Islamabad needs space for broader engagement with all its neighbors.
Pakistan just hosted the two-day fifth ministerial conference of the Heart of Asia-Istanbul Process. Two positive developments marked the event. India, which, since the coming to power of Narendra Modi had adopted the policy of not talking to Pakistan unless Islamabad accepted its precondition of only talking terrorism, came round to resuming the composite dialogue, now branded as Comprehensive Bilateral Dialogue (CBD). Two, Afghanistan President Ashraf Ghani decided to attend the HOA-IP conference. Until two days before the conference his appearance was unconfirmed given deteriorating relations between Islamabad and Kabul.
As I wrote in this newsmagazine a day before the HOA-IP kicked off, Ghani’s parleys with Islamabad were and are a make-or-break opportunity. At least, as appearances go, the meetings went well. However, the substance will require very hard work on both sides and relates to more than just bilateral arrangements as is clear from the thrust of speeches made by Ghani himself and the foreign ministers of India and Iran.
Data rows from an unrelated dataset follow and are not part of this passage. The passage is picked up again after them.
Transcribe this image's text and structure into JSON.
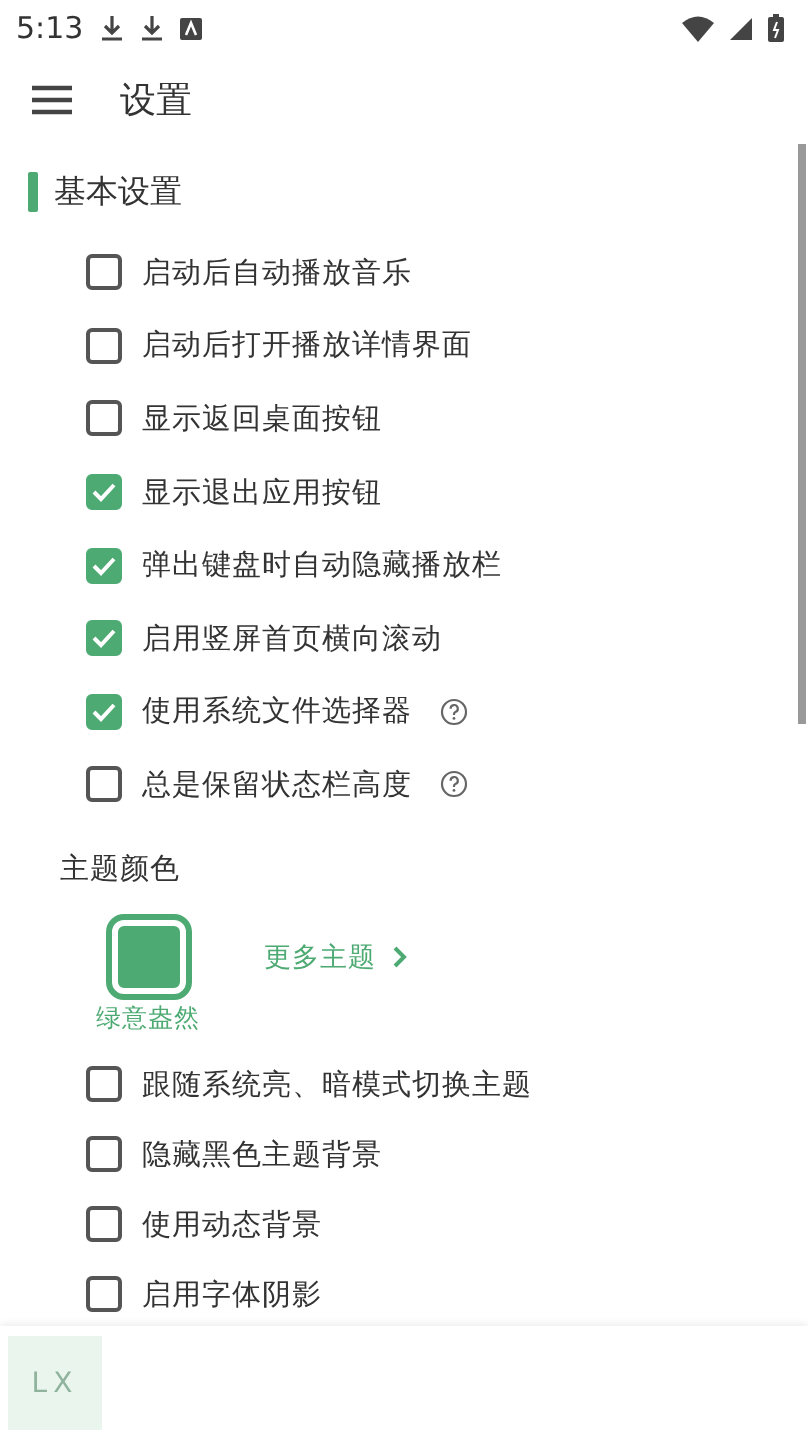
{
  "status_bar": {
    "time": "5:13"
  },
  "header": {
    "title": "设置"
  },
  "section": {
    "title": "基本设置"
  },
  "options": [
    {
      "label": "启动后自动播放音乐",
      "checked": false,
      "help": false
    },
    {
      "label": "启动后打开播放详情界面",
      "checked": false,
      "help": false
    },
    {
      "label": "显示返回桌面按钮",
      "checked": false,
      "help": false
    },
    {
      "label": "显示退出应用按钮",
      "checked": true,
      "help": false
    },
    {
      "label": "弹出键盘时自动隐藏播放栏",
      "checked": true,
      "help": false
    },
    {
      "label": "启用竖屏首页横向滚动",
      "checked": true,
      "help": false
    },
    {
      "label": "使用系统文件选择器",
      "checked": true,
      "help": true
    },
    {
      "label": "总是保留状态栏高度",
      "checked": false,
      "help": true
    }
  ],
  "theme": {
    "title": "主题颜色",
    "themes": [
      {
        "name": "绿意盎然",
        "color": "#4daa72",
        "selected": true
      }
    ],
    "more_link": "更多主题"
  },
  "theme_options": [
    {
      "label": "跟随系统亮、暗模式切换主题",
      "checked": false
    },
    {
      "label": "隐藏黑色主题背景",
      "checked": false
    },
    {
      "label": "使用动态背景",
      "checked": false
    },
    {
      "label": "启用字体阴影",
      "checked": false
    }
  ],
  "player_bar": {
    "cover_text": "LX"
  }
}
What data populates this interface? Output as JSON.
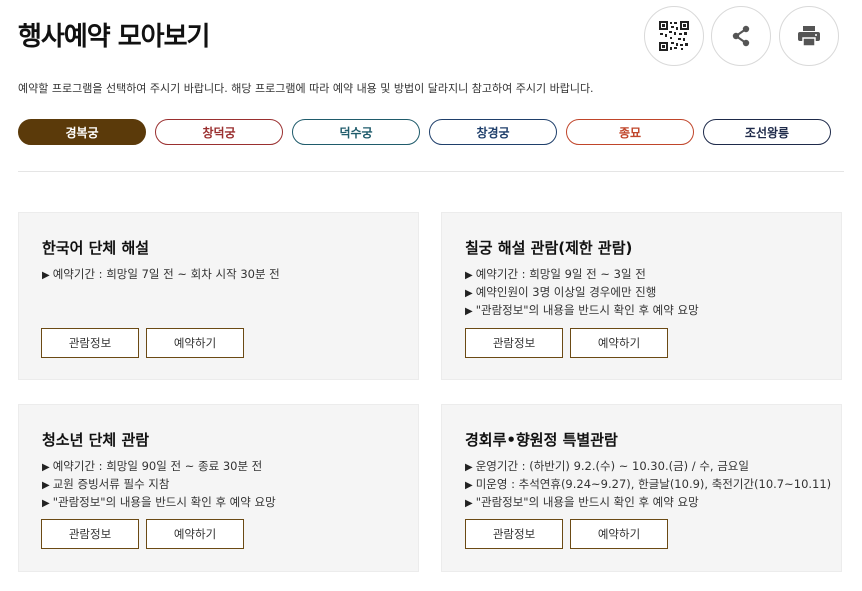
{
  "header": {
    "title": "행사예약 모아보기",
    "qr_icon": "qr-code-icon",
    "share_icon": "share-icon",
    "print_icon": "printer-icon"
  },
  "intro": "예약할 프로그램을 선택하여 주시기 바랍니다. 해당 프로그램에 따라 예약 내용 및 방법이 달라지니 참고하여 주시기 바랍니다.",
  "palace_tabs": [
    {
      "label": "경복궁",
      "color": "#5b3a0a",
      "active": true
    },
    {
      "label": "창덕궁",
      "color": "#9a2f2f",
      "active": false
    },
    {
      "label": "덕수궁",
      "color": "#1f5b6b",
      "active": false
    },
    {
      "label": "창경궁",
      "color": "#1f3f6b",
      "active": false
    },
    {
      "label": "종묘",
      "color": "#c0452a",
      "active": false
    },
    {
      "label": "조선왕릉",
      "color": "#1e2a4a",
      "active": false
    }
  ],
  "programs": [
    {
      "title": "한국어 단체 해설",
      "lines": [
        "예약기간 : 희망일 7일 전 ~ 회차 시작 30분 전"
      ],
      "info_label": "관람정보",
      "reserve_label": "예약하기"
    },
    {
      "title": "칠궁 해설 관람(제한 관람)",
      "lines": [
        "예약기간 : 희망일 9일 전 ~ 3일 전",
        "예약인원이 3명 이상일 경우에만 진행",
        "\"관람정보\"의 내용을 반드시 확인 후 예약 요망"
      ],
      "info_label": "관람정보",
      "reserve_label": "예약하기"
    },
    {
      "title": "청소년 단체 관람",
      "lines": [
        "예약기간 : 희망일 90일 전 ~ 종료 30분 전",
        "교원 증빙서류 필수 지참",
        "\"관람정보\"의 내용을 반드시 확인 후 예약 요망"
      ],
      "info_label": "관람정보",
      "reserve_label": "예약하기"
    },
    {
      "title": "경회루•향원정 특별관람",
      "lines": [
        "운영기간 : (하반기) 9.2.(수) ~ 10.30.(금) / 수, 금요일",
        "미운영 : 추석연휴(9.24~9.27), 한글날(10.9), 축전기간(10.7~10.11)",
        "\"관람정보\"의 내용을 반드시 확인 후 예약 요망"
      ],
      "info_label": "관람정보",
      "reserve_label": "예약하기"
    }
  ],
  "colors": {
    "accent_brown": "#5b3a0a",
    "button_border": "#6b4a14",
    "card_bg": "#f5f5f5"
  }
}
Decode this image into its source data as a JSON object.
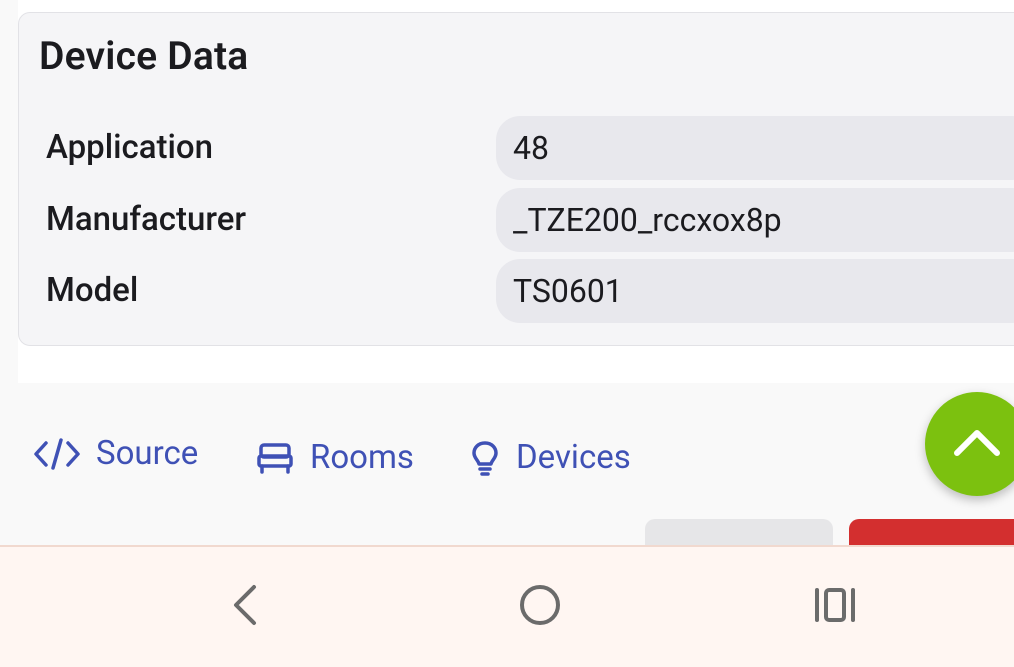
{
  "card": {
    "title": "Device Data",
    "rows": [
      {
        "label": "Application",
        "value": "48"
      },
      {
        "label": "Manufacturer",
        "value": "_TZE200_rccxox8p"
      },
      {
        "label": "Model",
        "value": "TS0601"
      }
    ]
  },
  "links": [
    {
      "label": "Source",
      "icon": "code-icon"
    },
    {
      "label": "Rooms",
      "icon": "bed-icon"
    },
    {
      "label": "Devices",
      "icon": "lightbulb-icon"
    }
  ],
  "fab": {
    "icon": "chevron-up-icon",
    "color": "#7cc10f"
  },
  "colors": {
    "link": "#3f51b5",
    "danger": "#d32f2f",
    "navbar": "#fff6f2"
  },
  "navbar": {
    "icons": [
      "back-icon",
      "home-icon",
      "recents-icon"
    ]
  }
}
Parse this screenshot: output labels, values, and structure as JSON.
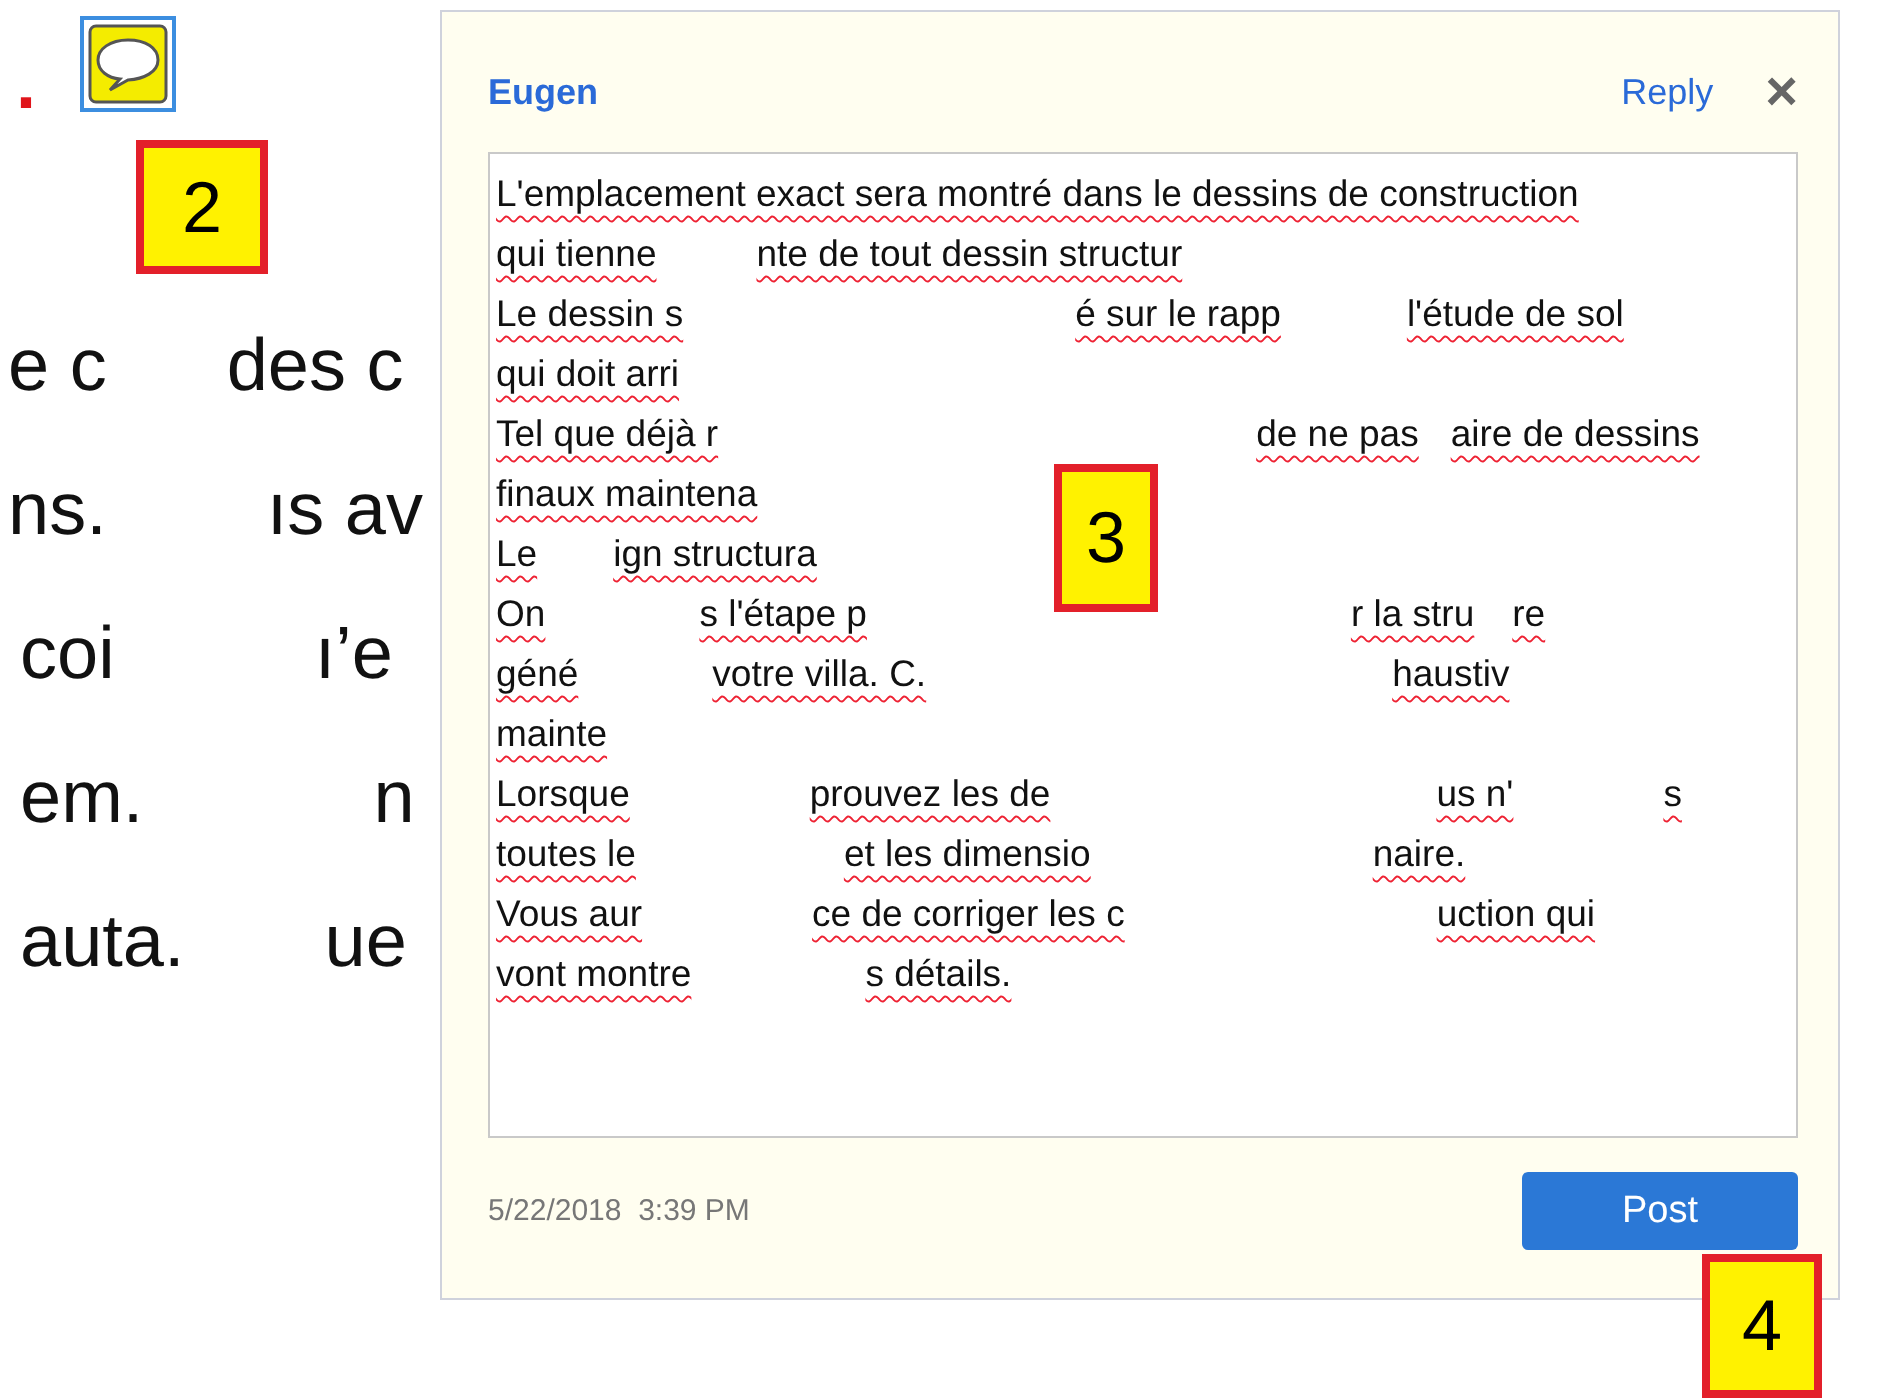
{
  "document": {
    "marker": ".",
    "lines": [
      {
        "fragments": [
          "e c",
          "des c"
        ]
      },
      {
        "fragments": [
          "ns.",
          "ıs av"
        ]
      },
      {
        "fragments": [
          "coi",
          "ı’e"
        ]
      },
      {
        "fragments": [
          "em.",
          "n"
        ]
      },
      {
        "fragments": [
          "auta.",
          "ue"
        ]
      }
    ]
  },
  "comment": {
    "author": "Eugen",
    "reply": "Reply",
    "close": "×",
    "lines": [
      {
        "fragments": [
          "L'emplacement exact sera montré dans le dessins de construction"
        ]
      },
      {
        "fragments": [
          "qui tienne",
          "nte de tout dessin structur"
        ]
      },
      {
        "fragments": [
          "Le dessin s",
          "é sur le rapp",
          "l'étude de sol"
        ]
      },
      {
        "fragments": [
          "qui doit arri"
        ]
      },
      {
        "fragments": [
          "Tel que déjà r",
          "de ne pas",
          "aire de dessins"
        ]
      },
      {
        "fragments": [
          "finaux maintena"
        ]
      },
      {
        "fragments": [
          "Le",
          "ign structura"
        ]
      },
      {
        "fragments": [
          "On",
          "s l'étape p",
          "r la stru",
          "re"
        ]
      },
      {
        "fragments": [
          "géné",
          "votre villa. C.",
          "haustiv"
        ]
      },
      {
        "fragments": [
          "mainte"
        ]
      },
      {
        "fragments": [
          "Lorsque",
          "prouvez les de",
          "us n'",
          "s"
        ]
      },
      {
        "fragments": [
          "toutes le",
          "et les dimensio",
          "naire."
        ]
      },
      {
        "fragments": [
          "Vous aur",
          "ce de corriger les c",
          "uction qui"
        ]
      },
      {
        "fragments": [
          "vont montre",
          "s détails."
        ]
      }
    ],
    "timestamp": "5/22/2018  3:39 PM",
    "post": "Post"
  },
  "callouts": [
    {
      "label": "2"
    },
    {
      "label": "3"
    },
    {
      "label": "4"
    }
  ]
}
The HOA-IP’s fifth ministerial had a two-point agenda (the process has six points in all): peace and security, and connectivity, i.e., trade, commerce and investment. On both points, Kabul, Tehran and New Delhi had the same take and all the speeches implicitly blamed Islamabad for non-movement on these two crucial points. This fact can be gleaned from the content of those speeches which is available online.
Regarding peace and security, Ghani wants a reduction in Taliban-generated violence and expects Pakistan to bring the groups to the table. Between now and Spring 2016 when snows melt, there’s a window. Whatever both sides have to do, has to be done in the next 3-4 months. If the 2016 Spring sees a more aggressive Taliban campaign and no talks can be held in the interim to manage violence to some degree, all bets are off.
Kabul knows that and is making space for squeezing Pakistan. For instance, Ghani chose in his speech to talk about hosting on the Afghan soil Pakistanis displaced as a result of Ops Zarb-e Azb. He also mentioned that TTP fighters have taken sanctuaries in Afghanistan and his forces have had to launch multiple operations against them. It was clever and his statement was clearly meant to blunt Pakistan’s allegation that the Afghan intelligence service, National Directorate of Security, is funding and using TTP groups to launch attacks inside Pakistan.
While one assumes that away from the glare of the cameras Pakistan would have informed Ghani of the shenanigans of NDS, upfront what he has said has come on the record and there was no rebuttal from Islamabad’s side.
Expectedly, India’s foreign minister Sushma Swaraj, despite the understanding in Bangkok and the announcement of the CBD, made clear in her speech that like Kabul, New Delhi also believes that Pakistan has to take a mature approach to dealing with terrorist groups and helping ensure regional connectivity, including allowing Afghanistan access to the Indian market.
The question now is whether Pakistan will consider this an attempt by India, Afghanistan and Iran to gang up on it and go into a policy sulk or take up the challenge coldly on the basis of the time-tested principle that interstate relations are not about being fair or unfair and Islamabad needs to break the nexus that puts India, Iran and Afghanistan in the same bloc. For instance, Islamabad has to see why Kabul does not take the same view of Tehran despite the latter’s support and funding for some Taliban groups. The answer: Tehran offers Kabul connectivity with the outside world.
Pakistan, for various reasons, has failed to win over Afghanistan on both counts: peace and security and connectivity. That has to change.
Several steps can be taken toward those two ends and it is for the experts to work out the minutiae. Broadly, however, as I mentioned to the National Assembly’s Standing Committee on Foreign Relations at a public hearing on Oct. 27, 2015, Islamabad needs a paradigm shift focusing on geoeconomics and leverage its geographical location to reconfigure the region’s geopolitics.
This will require developing a mix of supplementary and complementary policies under an umbrella strategy that seeks to take an indirect approach to securing Pakistan’s interests without compromising on its position on various outstanding disputes with its neighbors. The core idea, as I presented it to the Standing Committee in my submission is “that denying India its projection of power does not mean sealing our eastern border and not letting India get access to lands west of Pakistan and north and northwest of Afghanistan. It is about using the leverage of a strategic location to become relevant to and significant for state actors on all sides of our borders. I will call it using power and leverage positively rather than negatively.”
This is precisely the message sent Pakistan’s way at the HOA-IP ministerial. It makes no sense for us to not heed it and continue to insist on relations with the neighbors with a narrow focus instead of making space for a broader engagement.
Haider is editor of national-security affairs at Capital TV. He was a Ford Scholar at the Program in Arms Control, Disarmament and International Security at the University of Illinois at Urbana-Champaign and a Visiting Fellow at the Brookings Institution, Washington, D.C. He tweets @ejazhaider
The opinions expressed in this column are the author’s own and do not necessarily reflect, in part or whole, those held by Newsweek Pakistan.